Software development is a central and critical component of the Belle II experiment, in which the German groups are heavily involved and play a leading role in the (further) development of the Belle II experiment software. To ensure efficient and smooth operation of the experiment, components for automated creation, testing, documentation, and installation are essential. The necessary infrastructure for software development as well as central components of the software itself were largely created by German groups.
In addition, German groups classically play a strong role in track reconstruction. A major challenge in this area is again the underground, which will continue to intensify as the luminosity increases. To meet this challenge, background filters and calibration methods, among others, are constantly being developed and improved. In general, the resource requirements of track reconstruction are a major challenge as well, as despite increasing data volumes, the execution time must be kept within a narrow range to run on the high-level trigger. These adjustments require optimizations in many parts of the code and close collaboration between the German groups.

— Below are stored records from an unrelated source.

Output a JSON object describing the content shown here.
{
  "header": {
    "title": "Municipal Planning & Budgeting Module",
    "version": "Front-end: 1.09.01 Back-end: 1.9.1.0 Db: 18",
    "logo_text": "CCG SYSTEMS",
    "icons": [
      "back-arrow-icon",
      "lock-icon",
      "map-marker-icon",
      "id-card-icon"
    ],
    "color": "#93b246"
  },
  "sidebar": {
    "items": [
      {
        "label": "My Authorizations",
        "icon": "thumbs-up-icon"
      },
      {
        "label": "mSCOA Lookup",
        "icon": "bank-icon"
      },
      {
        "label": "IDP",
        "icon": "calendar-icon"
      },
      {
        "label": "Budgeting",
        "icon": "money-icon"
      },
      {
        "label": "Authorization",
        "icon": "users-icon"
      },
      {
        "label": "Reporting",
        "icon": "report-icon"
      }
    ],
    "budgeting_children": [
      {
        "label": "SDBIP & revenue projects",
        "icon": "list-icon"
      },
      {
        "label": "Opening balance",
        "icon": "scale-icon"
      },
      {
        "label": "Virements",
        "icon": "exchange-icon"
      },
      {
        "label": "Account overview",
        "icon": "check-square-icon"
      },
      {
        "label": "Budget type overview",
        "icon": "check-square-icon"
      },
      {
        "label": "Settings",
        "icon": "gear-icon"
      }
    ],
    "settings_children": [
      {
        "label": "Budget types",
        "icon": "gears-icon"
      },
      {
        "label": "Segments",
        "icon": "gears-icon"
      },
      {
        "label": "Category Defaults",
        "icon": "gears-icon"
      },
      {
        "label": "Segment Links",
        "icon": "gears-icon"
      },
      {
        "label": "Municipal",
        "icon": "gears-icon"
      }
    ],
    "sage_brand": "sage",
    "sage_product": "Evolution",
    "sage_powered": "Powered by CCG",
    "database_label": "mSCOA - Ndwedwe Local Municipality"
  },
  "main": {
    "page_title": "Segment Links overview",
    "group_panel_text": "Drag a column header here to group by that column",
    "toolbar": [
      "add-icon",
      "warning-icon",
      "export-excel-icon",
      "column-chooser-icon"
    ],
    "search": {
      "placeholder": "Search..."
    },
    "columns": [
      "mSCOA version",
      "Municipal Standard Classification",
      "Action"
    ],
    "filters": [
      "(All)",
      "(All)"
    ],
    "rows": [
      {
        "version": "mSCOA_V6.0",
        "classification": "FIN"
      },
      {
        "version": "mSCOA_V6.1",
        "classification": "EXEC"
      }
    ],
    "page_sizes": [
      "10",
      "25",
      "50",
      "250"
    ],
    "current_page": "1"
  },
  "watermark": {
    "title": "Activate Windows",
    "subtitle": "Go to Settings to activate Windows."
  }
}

A special feature of the Belle II project is its high precision and efficiency in reconstructing particles, in particular neutral particles, photons and K⁰-mesons. These reconstructions require a particularly powerful and robust discrimination of particle types based on their signal shape. The algorithms required for this purpose are constantly being adapted, improved and automated in order to identify the particles more effectively. Modern technologies such as deep neural networks are employed in this process.
The development of analysis tools belongs to the field of software development as well. Many such analysis tools, which are used as standard tools in collaborations, originate from German groups. For example, the Full Event Interpretation (FEI), which can reconstruct one of the two B mesons in a Y(4S) event, is very successful. Other efforts include the development of tools to measure time-dependent CP asymmetries, the determination and automation of systematic uncertainties in the track reconstruction, the documentation of the software, and the training of the users who perform the physical analyses.
Another challenge for the Belle II experiment, though more related to computing hardware than software, is obtaining and managing storage capacity and computing power. Large computing resources are required to process the recorded data and generate simulation data. The Belle II collaboration has decided that resources should be provided by member countries through grid interfaces. German groups provide storage space in the peta-byte range on which raw data are stored, among other things, and are thus well visible as large Belle II centers. So far, this infrastructure has only been used for centrally coordinated tasks, such as simulating or reconstructing data - leaving the analyses to the individual institutes. However, since the data volumes for analyses will soon exceed the capacity limits of individual computers, German groups are working together with computing experts to develop an analysis infrastructure that will enable effective high-performance analysis with centralized distribution of resources.
To participate in the software development of Belle II, the following skills are required:
- Basic understanding of physical processes, detector technologies and analysis methods.
- Modern methods of software development, programming languages C++ and Python
- Ability to work in a team, good English skills and interest in working in globally distributed teams